- Obviously AI offers affordable, easy-to-use AI features, while DataRobot offers a pricier set of features for technical enterprises.
- Obviously AI is built for non-technical people who want analytics in clicks, while DataRobot is geared to a more technical audience.
It seems like there’s a new Business Intelligence or analytics tool coming out every day. There are BI offerings from Amazon (QuickSight), Microsoft (Power BI), Google (Looker), SalesForce (Tableau), and more.
To get the best bang for your buck, and equip your organization with the analytics tools it needs to succeed, it’s important to get the right tool for you specifically. There’s no “one-size-fits-all” solution, which is why many teams find themselves comparing DataRobot and Obviously AI when looking for the right predictive analytics tool.
DataRobot is an enterprise AI platform. As DataRobot writes, they’re “tailored for AI creators, operators, and consumers.” Prioritizing AI in their target audience shows that they’re not quite geared towards non-technical professionals.

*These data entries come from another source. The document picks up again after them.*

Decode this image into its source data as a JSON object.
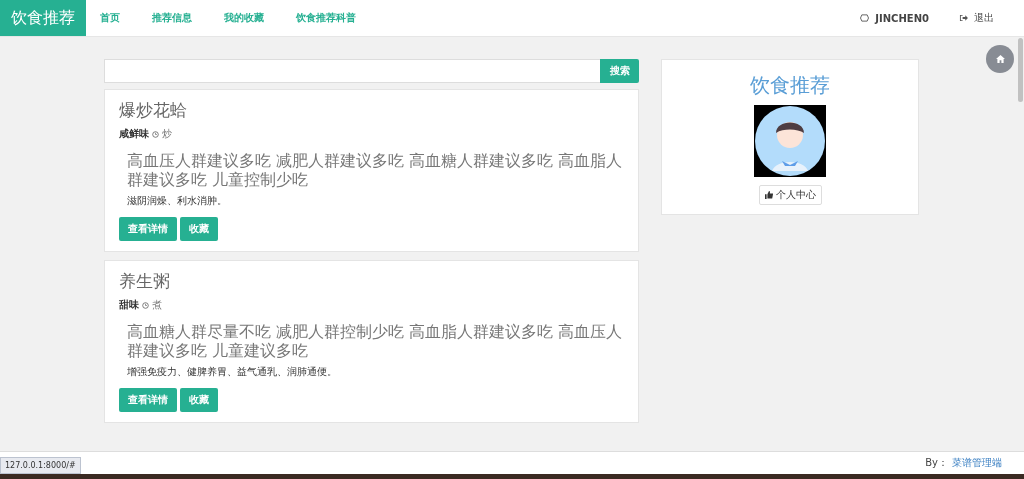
{
  "navbar": {
    "brand": "饮食推荐",
    "items": [
      {
        "label": "首页"
      },
      {
        "label": "推荐信息"
      },
      {
        "label": "我的收藏"
      },
      {
        "label": "饮食推荐科普"
      }
    ],
    "user": "JINCHEN0",
    "logout": "退出"
  },
  "search": {
    "button": "搜索"
  },
  "recipes": [
    {
      "title": "爆炒花蛤",
      "flavor": "咸鲜味",
      "method": "炒",
      "advice": "高血压人群建议多吃 减肥人群建议多吃 高血糖人群建议多吃 高血脂人群建议多吃 儿童控制少吃",
      "effect": "滋阴润燥、利水消肿。",
      "buttons": [
        "查看详情",
        "收藏"
      ]
    },
    {
      "title": "养生粥",
      "flavor": "甜味",
      "method": "煮",
      "advice": "高血糖人群尽量不吃 减肥人群控制少吃 高血脂人群建议多吃 高血压人群建议多吃 儿童建议多吃",
      "effect": "增强免疫力、健脾养胃、益气通乳、润肺通便。",
      "buttons": [
        "查看详情",
        "收藏"
      ]
    }
  ],
  "sidebar": {
    "title": "饮食推荐",
    "button": "个人中心"
  },
  "footer": {
    "by": "By：",
    "link": "菜谱管理端"
  },
  "status_url": "127.0.0.1:8000/#"
}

We’ll also see that the “enterprise” offerings come at quite a steep cost — even to the extent that it’d often be cheaper to hire a data scientist.
In contrast, Obviously AI specializes in affordable no-code AI that can be built in minutes. With a focus on predictive analytics, you can use Obviously AI to build AI models for tabular data in clicks.
DataRobot isn’t very open about their pricing, requiring you to request a quote. That said, they write that the “standard contract length is three years,” and we can see on the AWS marketplace that DataRobot’s managed cloud AutoML comes in at $98,000 a year.
That implies a bare minimum contract price of $294,000 — pricier even than hiring a data scientist.
Obviously AI goes as low as $75/month for the Basic plan, but that doesn’t include Pro features like importing from databases and apps, REST API access, manual model selection, and automatic updates. A fairer comparison is Obviously AI’s Pro plan, which is $145/month or $1,740 a year, which can be used by up to 10 users, while the Pro Plus plan is extendable to unlimited users.
Obviously AI’s plan is cancellable at any time, which means your lowest contract price comes in at $75, compared to over a quarter-million-dollars for a 3-year DataRobot AWS contract.
DataRobot comes with a relatively complicated and extensive model building process, as seen in their lengthy FAQ.
While there’s no “one-click” or effortless solution with DataRobot, users get an in-depth set of features to experiment with. Keep in mind that, for the average user, many of these features won’t make a lot of sense (e.g. “Mean Absolute Error-Minimizing Weighted Average Blend w/ L1 Penalty”), but if you’re highly-technical, these can add value.
Obviously AI offers a 14-day free trial, which gives you full access to the tool. You can immediately connect data, build an AI model, and deploy it in clicks. After the 14-day trial, you can keep using it by paying for the Basic plan, the Pro plan, or a custom Pro Plus plan.
Both DataRobot and Obviously AI have invested heavily in integrations, especially in comparison to tools like Power BI, which has relatively few integration options.
DataRobot largely refers to its integration ecosystem as “Technology Partners,” which includes Alteryx, AWS, Cloudera, ThoughtSpot, and others.
Obviously AI also offers a rich integration ecosystem, including an extremely simple REST API. If you’re less technical, you may want to use the Zapier integration. This is just scratching the surface, and Obviously AI offers many more integrations, including (some are in development) with Airtable, Amazon RedShift, Box, Chartio, Dropbox, Google Analytics, Google BigQuery, HubSpot, Kaggle, Mode, Shopify, Snowflake, Tableau, Typeform, and others.
If your key goal is creating Business Intelligence dashboards, then you might want to check out our guide on Power BI. Neither DataRobot nor Obviously AI are primarily focused on dashboards, though they both offer visualization features.
DataRobot has a starter kit for Tableau to make visualizations, as well as its own machine learning dashboards. Obviously AI’s version of a dashboard also relates more to Artificial Intelligence models, and less to the traditional Business Intelligence visualizations.
Both DataRobot and Obviously AI offer sharing features, but DataRobot report sharing functionality seems to be quite limited, as you can also share projects with people also using DataRobot.
With Obviously AI, a shareable report can be made in a single click, accessible to anyone, anywhere, even without an Obviously AI account.
When comparing DataRobot and Obviously AI, there’s no clear winner, per se. If NLP and OCR are must-haves, and you’re part of a more technical, deep-pocketed organization, then DataRobot Designer is likely the way to go.
If you’re looking for advanced analytics and AI functionality, but aren’t willing or able to shell out likely over $100,000 a year, then Obviously AI is the way to go.